Foreign exchange reserves are significant assets of any country because they are importantly affected by exchange rate policy, regulations, monetary policy, external unrest and the impact of the shortages that may come from the economic environment of any state. Without the sufficient reserves the government may be forced to change the trade and exchange rate strategies, which may not be in the long run interest of the country. Accumulation of foreign reserves involve two kinds of costs, the adjustment cost and opportunity cost and we cannot say holding utmost level of reserves is helpful for the economy.
When accumulation of reserves exceeds the optimal level, it explains the inefficient allocation of resources.
Researchers mention in different studies that there are various causes for a poor developing country to accumulate reserves. First, reserves are utilized as a tool of exchange rate and monetary policy management. The inter-bank market is utilized to affect monetary policy by either supplying local currency to the market or buying it in the market against foreign currencies. This affects the local money market balance and so domestic interest rates. In Pakistan where the foreign exchange market has been liberalized the State Bank of Pakistan (SBP) intervenes to affect the rate at which rupee trades. The objective of a stable, realistic exchange rate which does not erode the competitiveness of Pakistani exports can only be realized if the State Bank of Pakistan has sufficient reserves and can intervene at times to achieve this objective. Second, reserves offer funds in foreign currencies for servicing external debt and liabilities. Third, in case of Pakistan, reserves are held as a defense against unforeseen emergencies or as a cushion against unanticipated exogenous shocks. Fourth, in addition to enhancing liquidity in foreign currencies high level of reserves also contribute to the creditworthiness of the country. By repaying most of its expensive commercial and short term liabilities during previous years, Pakistan has enhanced its debt indicators.

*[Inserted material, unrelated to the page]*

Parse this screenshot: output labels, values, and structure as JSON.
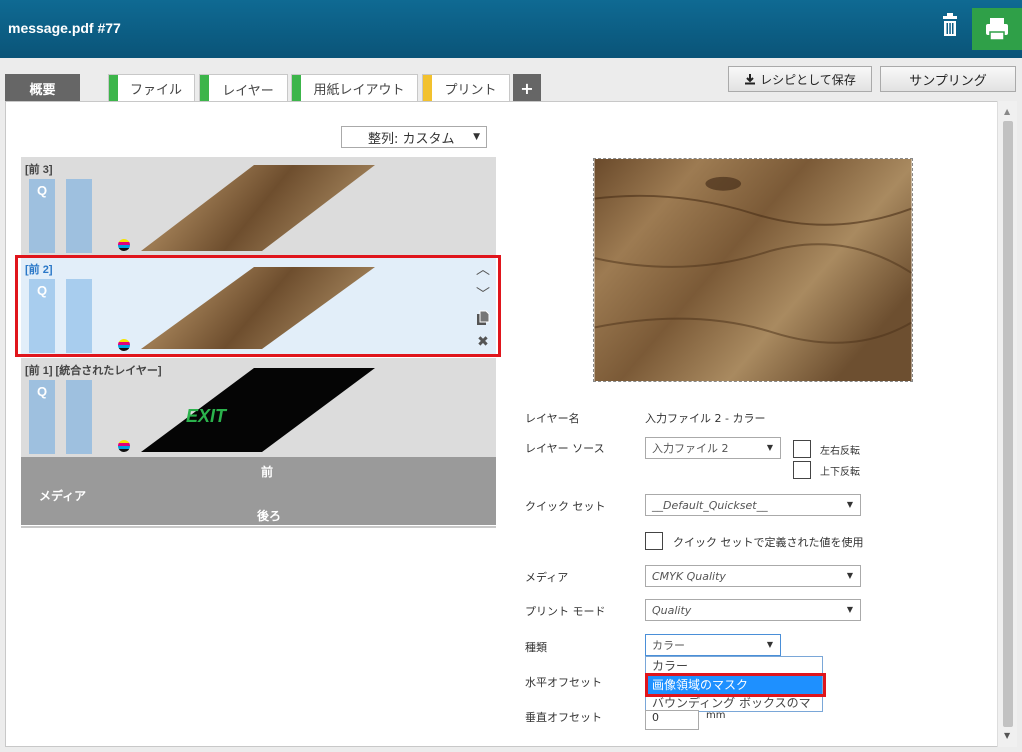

Presently, foreign currency reserves held by the State Bank of Pakistan (SBP) were registered at $12,660.5 million on November 30, 2017, down $886.8 million as against to $13,547.3 million in the previous week. The fall in foreign reserves was attributed to external debt and other official payments, a development that increases concerns over looming obligations on an already burdened on our economy.
The total, liquid foreign reserves held by Pakistan, counting net reserves held by banks other than the State Bank, reached at $18,744.9 million. Net reserves held by banks amounted to $6,084.4 million. However, because of present situation of reserves’ level, SBP was quick to add that on December 5 it received $2.5 billion as proceeds from Pakistan Sovereign bonds and Pakistan International Sukuk, after which its reserves reach at $14,883.1 million, and total liquid foreign reserves are up at $20,986.4 million.
The Government of Pakistan presently boosted $2.5 billion by floating dollar-denominated sovereign bonds in the foreign market in a bid to shore up official reserves. A few months ago, foreign currency reserves also surged because of official inflows counting $622 million from ADB (Asian Development Bank) and $106 million from the World Bank (WB). Earlier, SBP received $350 million under CSF (Coalition Support Fund) and made payments of $62 million for external debt servicing. In January, the SBP made a $500-million loan repayment to SAFE (State Administration of Foreign Exchange), China.
Economists and businesses have been urging the government to devalue the rupee, saying it was hurting exports and contributing to the depletion of Pakistan’s foreign currency reserves. The State Bank of Pakistan mentioned that a weaker rupee would help the economy grow and ease balance of payments pressures.